All across the country, a strange fever has taken hold of thousands of women. Perhaps you’re infected yourself. You probably at least know somebody exhibiting the symptoms: obsessively browsing blogs and Pinterest boards, frequently referring to “my stylist” and uninhibitedly squealing with joy when a cardboard box sporting a blue and brown logo appears at the front door. Be careful! This fever is highly contagious. In fact, I guarantee that if you get anywhere close to it, you will succumb. But, on the other hand, you will be cute and well-dressed because, of course, I’m talking about Stitch Fix, the online fashion subscription service that’s taking over the blogosphere. Katrina Lake, 31, is the founder and CEO of the San Francisco-based company that’s causing heart palpitations and swooning in everybody from hardened business analysts to young moms who just want to wear something besides yoga pants and baby food. And women like me. (Note to husband John Pitts: There’s nothing for you to see here. Nothing at all. Just move along.) I don’t know why I like Stitch Fix so much. I certainly admire Lake’s entrepreneurial mix of statistical algorithms and personalized service. I’m in awe of Stitch Fix’s successful and seemingly effortless marketing strategies. I like Stitch Fix’s casually chic and trendily classic aesthetic. But mainly I just sort of uninhibitedly squeal with joy with a box of adorably cute clothes THAT I DIDN’T HAVE TO PICK OUT MYSELF shows up at my door. I can’t explain how much fun that is. Perhaps I need to get out more. In the spirit of rational thought and scientific research, however, I have identified the Seven Stages of Stitch Fix. Check to see where you are on the spectrum:
- You’ve filled out your style profile (mine revealed that I am not glamorous, edgy or bohemian — who knew?), loaded up your Stitch Fix Pinterest board and scheduled your Fix. You immediately begin to stalk your box’s arrival.
- While you wait, you check out other Stitch Fix reviews and start to obsess. Will you get that lovely Daniel Rainn heart-print top? Has somebody else scored with the Paper Moon black-and-white dress you pinned months ago? Are there any Collective Concepts Split Neck Embroidered Sweater left in your size? It’s shopping porn at its best.
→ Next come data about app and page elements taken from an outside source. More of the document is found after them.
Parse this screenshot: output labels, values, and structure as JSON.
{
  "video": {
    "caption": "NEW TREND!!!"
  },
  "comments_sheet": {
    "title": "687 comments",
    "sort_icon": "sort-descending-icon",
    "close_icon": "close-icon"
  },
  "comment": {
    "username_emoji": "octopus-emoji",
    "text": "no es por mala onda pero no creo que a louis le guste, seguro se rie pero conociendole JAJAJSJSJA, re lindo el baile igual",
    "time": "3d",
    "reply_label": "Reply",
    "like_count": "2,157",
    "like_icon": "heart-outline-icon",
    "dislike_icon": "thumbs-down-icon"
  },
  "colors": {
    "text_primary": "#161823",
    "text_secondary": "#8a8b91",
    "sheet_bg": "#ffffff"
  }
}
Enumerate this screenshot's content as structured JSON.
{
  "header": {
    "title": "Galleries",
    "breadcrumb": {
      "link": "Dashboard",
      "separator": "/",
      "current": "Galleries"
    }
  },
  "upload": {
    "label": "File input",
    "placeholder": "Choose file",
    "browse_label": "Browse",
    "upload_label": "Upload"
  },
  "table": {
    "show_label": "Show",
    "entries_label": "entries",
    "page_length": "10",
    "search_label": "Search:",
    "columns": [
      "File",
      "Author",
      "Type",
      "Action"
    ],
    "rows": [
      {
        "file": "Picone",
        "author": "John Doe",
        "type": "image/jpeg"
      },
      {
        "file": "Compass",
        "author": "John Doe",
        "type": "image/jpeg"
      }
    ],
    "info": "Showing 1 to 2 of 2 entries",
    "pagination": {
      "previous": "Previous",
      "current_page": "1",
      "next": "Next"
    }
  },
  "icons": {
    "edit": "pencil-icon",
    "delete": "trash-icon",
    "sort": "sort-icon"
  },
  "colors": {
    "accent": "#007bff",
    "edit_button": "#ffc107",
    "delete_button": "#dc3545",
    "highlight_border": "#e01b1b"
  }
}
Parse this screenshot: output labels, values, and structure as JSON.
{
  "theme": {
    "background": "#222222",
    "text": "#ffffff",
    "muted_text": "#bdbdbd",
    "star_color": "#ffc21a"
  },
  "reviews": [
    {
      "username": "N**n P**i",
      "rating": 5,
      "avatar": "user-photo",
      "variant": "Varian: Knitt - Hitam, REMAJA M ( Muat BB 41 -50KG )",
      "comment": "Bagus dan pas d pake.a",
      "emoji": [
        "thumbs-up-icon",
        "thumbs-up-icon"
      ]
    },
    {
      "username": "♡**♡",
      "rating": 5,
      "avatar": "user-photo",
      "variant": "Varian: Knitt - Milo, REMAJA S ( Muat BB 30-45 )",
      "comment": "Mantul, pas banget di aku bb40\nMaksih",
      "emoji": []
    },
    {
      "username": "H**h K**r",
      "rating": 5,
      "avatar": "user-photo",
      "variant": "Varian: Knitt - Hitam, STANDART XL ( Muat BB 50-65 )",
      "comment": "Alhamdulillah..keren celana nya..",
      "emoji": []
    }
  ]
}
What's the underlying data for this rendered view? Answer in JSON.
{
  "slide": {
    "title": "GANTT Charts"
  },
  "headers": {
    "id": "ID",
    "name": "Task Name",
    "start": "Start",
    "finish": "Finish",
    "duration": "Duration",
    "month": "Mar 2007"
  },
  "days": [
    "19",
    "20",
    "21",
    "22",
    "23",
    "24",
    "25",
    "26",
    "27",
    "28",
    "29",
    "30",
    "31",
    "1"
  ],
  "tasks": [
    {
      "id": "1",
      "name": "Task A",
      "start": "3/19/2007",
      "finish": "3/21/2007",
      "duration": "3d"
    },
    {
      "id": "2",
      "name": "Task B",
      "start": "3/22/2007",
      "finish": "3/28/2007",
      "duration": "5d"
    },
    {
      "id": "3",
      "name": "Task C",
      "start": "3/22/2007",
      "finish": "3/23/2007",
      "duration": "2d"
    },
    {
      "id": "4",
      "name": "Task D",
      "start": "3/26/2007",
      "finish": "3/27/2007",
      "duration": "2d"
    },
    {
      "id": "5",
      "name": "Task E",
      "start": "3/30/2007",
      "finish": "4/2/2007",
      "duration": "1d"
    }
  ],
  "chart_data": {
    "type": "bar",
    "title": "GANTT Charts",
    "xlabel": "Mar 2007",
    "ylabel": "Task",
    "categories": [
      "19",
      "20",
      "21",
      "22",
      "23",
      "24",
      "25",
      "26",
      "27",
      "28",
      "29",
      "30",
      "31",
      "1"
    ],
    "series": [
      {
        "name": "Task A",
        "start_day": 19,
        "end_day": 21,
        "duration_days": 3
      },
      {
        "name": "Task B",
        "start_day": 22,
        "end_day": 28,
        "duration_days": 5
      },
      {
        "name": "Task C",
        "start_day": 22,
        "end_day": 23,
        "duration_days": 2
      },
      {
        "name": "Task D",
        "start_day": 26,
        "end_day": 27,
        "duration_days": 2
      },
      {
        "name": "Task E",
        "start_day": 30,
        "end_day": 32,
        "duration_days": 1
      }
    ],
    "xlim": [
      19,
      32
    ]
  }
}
- Finally, your Fix has shipped. You know you can click on the checkout button and view your invoice, which has descriptions of what’s headed your way. Should you peek? And if you do, should you find photos to match those descriptions? Decisions, decisions …
- Ut’s here! Your Fix arrives. You savor the moment of opening the box and unwrapping the goodies inside because, really, when else does somebody choose things specifically for you and mail them just to you? (The answer is “not often.”)
- You ooh and awe over the colors and the fabrics. Yes! You can wear that skirt to work tomorrow. You can wear that dress to the wedding in a couple of weeks. And those pair of jeans will be your go-to weekend wear. You study the styling cards. You start making outfits in your head. The possibilities are unlimited …
- Well, at least they are until you try your clothes on. Just like in stores, sometimes what looks good on the hanger (or in the box) doesn’t make the cut when it’s on you. Sometimes the sizing’s off. Sometimes the cut isn’t flattering. Sometimes your budget isn’t Stitch Fix-friendly. But, really, that’s beside the point. One piece or none or all five — doesn’t matter what you keep. Because you’ve had the Stitch Fix experience, and you’re ready for more.
- So you put your send-backs in the prepaid envelope, pop it in the mailbox, tweak your Style Profile, write a sweet and helpful note to your stylist, schedule your next Fix and immediately begin to stalk your box’s arrival.
Want to try it? Stitch Fix has not paid me to write this post, but the company does give its customers credit toward purchases when they refer new customers. So click here to sign up, and then when you’re a happy Stitch Fix customer you can get credits yourself. Brilliant!